On the vote most directly applicable to the auto industry, the one in December, Senators Clinton and Sanders voted the same way: aye. They can both legitimately argue that with these votes they explicitly chose to try to help Michigan. Despite their votes that legislation failed, leading to President Bush’s decision shortly thereafter to use TARP funds for auto loans.
By mid January the initial round of TARP loans to GM, Chrysler, and their finance companies was underway. We (the Bush team) coordinated with the Obama team to have President Bush trigger release of the second $350 B of TARP funds in his last few days, a mechanism in the TARP law enacted three months prior. We did this before January 20th so President Obama would have the additional funds available on day one if a crisis struck, and so that he didn’t have to take the political hit for vetoing a resolution of disapproval if necessary.
That release triggered the resolution of disapproval mechanism we created in the TARP law. In theory this process would allow the Congress to stop release of the second $350 B by enacting a resolution of disapproval. In practice everyone knew this was impossible. Even if the House and Senate had passed the resolution (and we were confident they would not), President Bush would have quickly vetoed it and we let people know that. To override that veto would have required more than two-thirds of the House and more than two-thirds of the Senate. That scenario wasn’t just infeasible, it was legislatively impossible. Every Senator voting on the resolution of disapproval knew, with certainty, that their vote would not have any practical effect on the release of the second $350 B or the funds available for banks, President Obama’s subsequent mortgage relief, or a second round of auto loans.

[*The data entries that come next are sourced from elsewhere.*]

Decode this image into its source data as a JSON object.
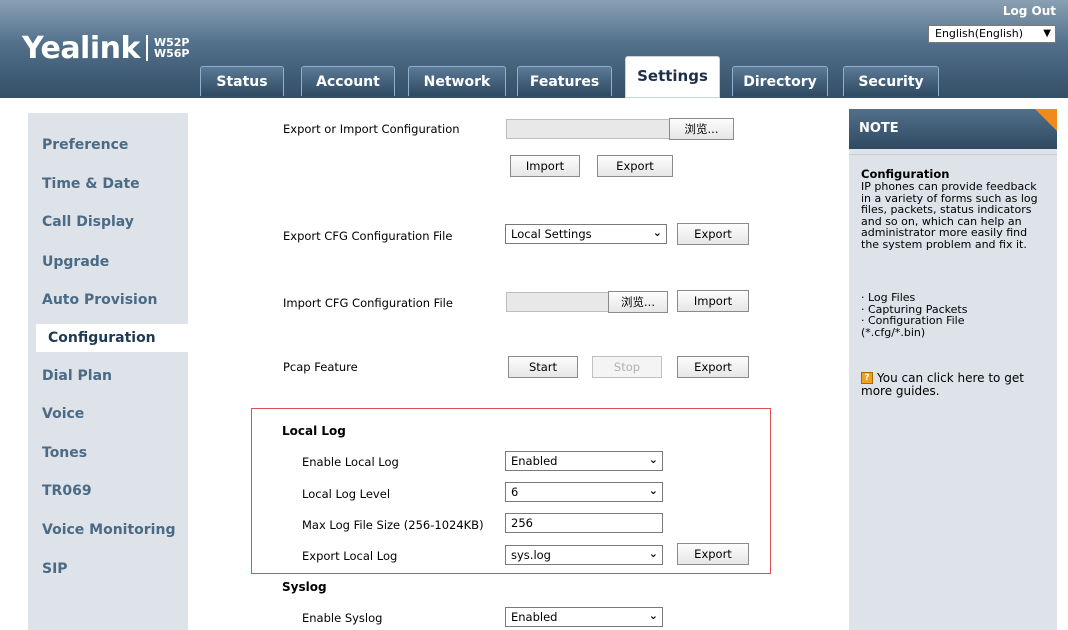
{
  "header": {
    "brand": "Yealink",
    "models": [
      "W52P",
      "W56P"
    ],
    "logout": "Log Out",
    "language": "English(English)"
  },
  "tabs": [
    {
      "label": "Status"
    },
    {
      "label": "Account"
    },
    {
      "label": "Network"
    },
    {
      "label": "Features"
    },
    {
      "label": "Settings",
      "active": true
    },
    {
      "label": "Directory"
    },
    {
      "label": "Security"
    }
  ],
  "sidebar": {
    "items": [
      {
        "label": "Preference"
      },
      {
        "label": "Time & Date"
      },
      {
        "label": "Call Display"
      },
      {
        "label": "Upgrade"
      },
      {
        "label": "Auto Provision"
      },
      {
        "label": "Configuration",
        "active": true
      },
      {
        "label": "Dial Plan"
      },
      {
        "label": "Voice"
      },
      {
        "label": "Tones"
      },
      {
        "label": "TR069"
      },
      {
        "label": "Voice Monitoring"
      },
      {
        "label": "SIP"
      }
    ]
  },
  "main": {
    "export_import": {
      "label": "Export or Import Configuration",
      "browse": "浏览...",
      "import": "Import",
      "export": "Export"
    },
    "export_cfg": {
      "label": "Export CFG Configuration File",
      "selected": "Local Settings",
      "export": "Export"
    },
    "import_cfg": {
      "label": "Import CFG Configuration File",
      "browse": "浏览...",
      "import": "Import"
    },
    "pcap": {
      "label": "Pcap Feature",
      "start": "Start",
      "stop": "Stop",
      "export": "Export"
    },
    "local_log": {
      "title": "Local Log",
      "enable_label": "Enable Local Log",
      "enable_value": "Enabled",
      "level_label": "Local Log Level",
      "level_value": "6",
      "size_label": "Max Log File Size (256-1024KB)",
      "size_value": "256",
      "export_label": "Export Local Log",
      "export_value": "sys.log",
      "export_button": "Export"
    },
    "syslog": {
      "title": "Syslog",
      "enable_label": "Enable Syslog",
      "enable_value": "Enabled"
    }
  },
  "note": {
    "title": "NOTE",
    "heading": "Configuration",
    "body": [
      "IP phones can provide feedback",
      "in a variety of forms such as log",
      "files, packets, status indicators",
      "and so on, which can help an",
      "administrator more easily find",
      "the system problem and fix it."
    ],
    "bullets": [
      "· Log Files",
      "· Capturing Packets",
      "· Configuration File",
      "(*.cfg/*.bin)"
    ],
    "guide": [
      "You can click here to get",
      "more guides."
    ]
  },
  "colors": {
    "header_dark": "#344e66",
    "panel_bg": "#dde3e8",
    "highlight_border": "#e05050",
    "note_corner": "#f08a1c"
  }
}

This is the key to understanding Secretary Clinton’s sleight-of-hand last night. She is technically correct when she said, “If everybody had voted the way he did, I believe the auto industry would have collapsed, taking four million jobs with it.” If every House and Senate member had voted to disapprove the release of these funds, then a Bush veto would have been overridden and there would have been no funds available for a second round of auto loans.

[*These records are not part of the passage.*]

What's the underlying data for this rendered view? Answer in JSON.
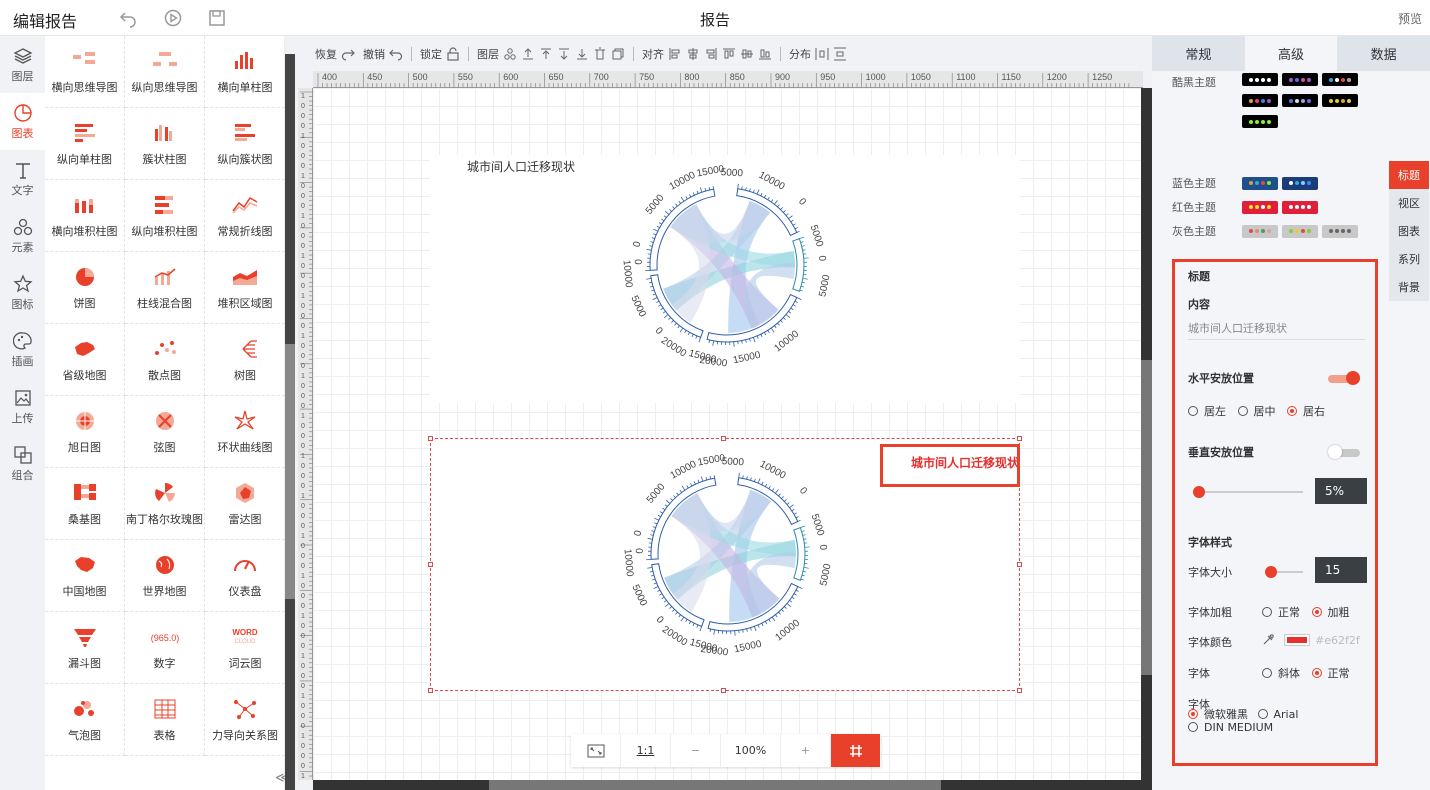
{
  "header": {
    "title": "编辑报告",
    "center_title": "报告",
    "preview_label": "预览"
  },
  "left_nav": [
    {
      "label": "图层",
      "icon": "layers-icon"
    },
    {
      "label": "图表",
      "icon": "chart-pie-icon",
      "active": true
    },
    {
      "label": "文字",
      "icon": "text-icon"
    },
    {
      "label": "元素",
      "icon": "elements-icon"
    },
    {
      "label": "图标",
      "icon": "star-icon"
    },
    {
      "label": "插画",
      "icon": "palette-icon"
    },
    {
      "label": "上传",
      "icon": "upload-icon"
    },
    {
      "label": "组合",
      "icon": "group-icon"
    }
  ],
  "gallery": [
    {
      "label": "横向思维导图"
    },
    {
      "label": "纵向思维导图"
    },
    {
      "label": "横向单柱图"
    },
    {
      "label": "纵向单柱图"
    },
    {
      "label": "簇状柱图"
    },
    {
      "label": "纵向簇状图"
    },
    {
      "label": "横向堆积柱图"
    },
    {
      "label": "纵向堆积柱图"
    },
    {
      "label": "常规折线图"
    },
    {
      "label": "饼图"
    },
    {
      "label": "柱线混合图"
    },
    {
      "label": "堆积区域图"
    },
    {
      "label": "省级地图"
    },
    {
      "label": "散点图"
    },
    {
      "label": "树图"
    },
    {
      "label": "旭日图"
    },
    {
      "label": "弦图"
    },
    {
      "label": "环状曲线图"
    },
    {
      "label": "桑基图"
    },
    {
      "label": "南丁格尔玫瑰图"
    },
    {
      "label": "雷达图"
    },
    {
      "label": "中国地图"
    },
    {
      "label": "世界地图"
    },
    {
      "label": "仪表盘"
    },
    {
      "label": "漏斗图"
    },
    {
      "label": "数字"
    },
    {
      "label": "词云图"
    },
    {
      "label": "气泡图"
    },
    {
      "label": "表格"
    },
    {
      "label": "力导向关系图"
    }
  ],
  "gallery_icon_texts": {
    "number": "965.0",
    "word": "WORD",
    "cloud": "CLOUD"
  },
  "toolbar": {
    "redo": "恢复",
    "undo": "撤销",
    "lock": "锁定",
    "layer": "图层",
    "align": "对齐",
    "distribute": "分布"
  },
  "ruler_labels": [
    "400",
    "450",
    "500",
    "550",
    "600",
    "650",
    "700",
    "750",
    "800",
    "850",
    "900",
    "950",
    "1000",
    "1050",
    "1100",
    "1150",
    "1200",
    "1250"
  ],
  "widgets": [
    {
      "title": "城市间人口迁移现状"
    },
    {
      "title": "城市间人口迁移现状",
      "title_color": "#e62f2f"
    }
  ],
  "chord_ticks": [
    "15000",
    "10000",
    "5000",
    "0",
    "5000",
    "10000",
    "0",
    "5000",
    "0",
    "5000",
    "10000",
    "15000",
    "20000",
    "0",
    "5000",
    "10000",
    "0",
    "5000",
    "10000"
  ],
  "zoom": {
    "fit_label": "",
    "actual_label": "1:1",
    "minus": "−",
    "value": "100%",
    "plus": "+"
  },
  "right_panel": {
    "tabs": [
      {
        "label": "常规"
      },
      {
        "label": "高级",
        "active": true
      },
      {
        "label": "数据"
      }
    ],
    "themes": [
      {
        "label": "酷黑主题"
      },
      {
        "label": "蓝色主题"
      },
      {
        "label": "红色主题"
      },
      {
        "label": "灰色主题"
      }
    ],
    "subtabs": [
      {
        "label": "标题",
        "active": true
      },
      {
        "label": "视区"
      },
      {
        "label": "图表"
      },
      {
        "label": "系列"
      },
      {
        "label": "背景"
      }
    ],
    "props": {
      "section": "标题",
      "content_label": "内容",
      "content_value": "城市间人口迁移现状",
      "h_pos_label": "水平安放位置",
      "h_pos_enabled": true,
      "h_left": "居左",
      "h_center": "居中",
      "h_right": "居右",
      "h_selected": "居右",
      "v_pos_label": "垂直安放位置",
      "v_pos_enabled": false,
      "v_value": "5%",
      "font_style_label": "字体样式",
      "font_size_label": "字体大小",
      "font_size_value": "15",
      "font_weight_label": "字体加粗",
      "weight_normal": "正常",
      "weight_bold": "加粗",
      "weight_selected": "加粗",
      "font_color_label": "字体颜色",
      "font_color": "#e62f2f",
      "font_italic_label": "字体",
      "italic_label": "斜体",
      "italic_normal": "正常",
      "italic_selected": "正常",
      "font_family_label": "字体",
      "family_options": [
        "微软雅黑",
        "Arial",
        "DIN MEDIUM"
      ],
      "family_selected": "微软雅黑"
    }
  },
  "accent": "#e8402a"
}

But in practice these votes were symbolic rather than substantive, and they were symbolically about TARP, not auto loans. Only now, in hindsight, can she frame them as having been about the auto industry. I am glad she voted symbolically the way she did, in support of and defense of TARP, and I disapprove of Senator Sanders’ no vote. But it is absurd for her to claim both that with this vote Senators Sanders chose not to help the auto industry, and that this January no vote could have had any practical negative effect on Michigan.

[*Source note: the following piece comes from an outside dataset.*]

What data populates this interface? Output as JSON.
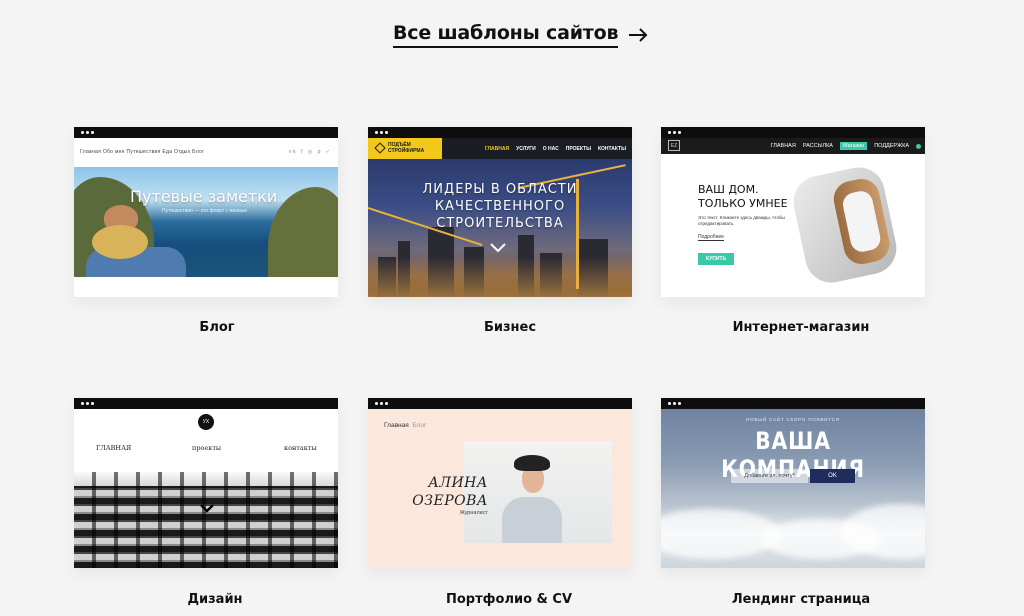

Upon careful examination her quote is quite carefully constructed. “I voted to save the auto industry. He voted against the money that ended up saving the auto industry. I think that is a pretty big difference.”
A fair reading instead would be:
- She voted in September 2008 for legislation to rescue the global financial system while he voted against it. Although no one knew it at the time, they later learned this vote provided the funds essential to save GM and Chrysler from collapse.
- In December 2008 they both voted for legislation specifically aimed at helping the auto industry. That legislation failed.
- In January 2009 she cast a substantively meaningless but symbolically important vote supporting TARP while he cast a parallel vote opposing TARP. That vote had no practical effect on the auto industry, and at the time was not framed as a choice to help or not help autos. She is now misleadingly reinterpreting it as a substantively important vote against the auto industry and the State of Michigan.
I hope this clarifies things a bit.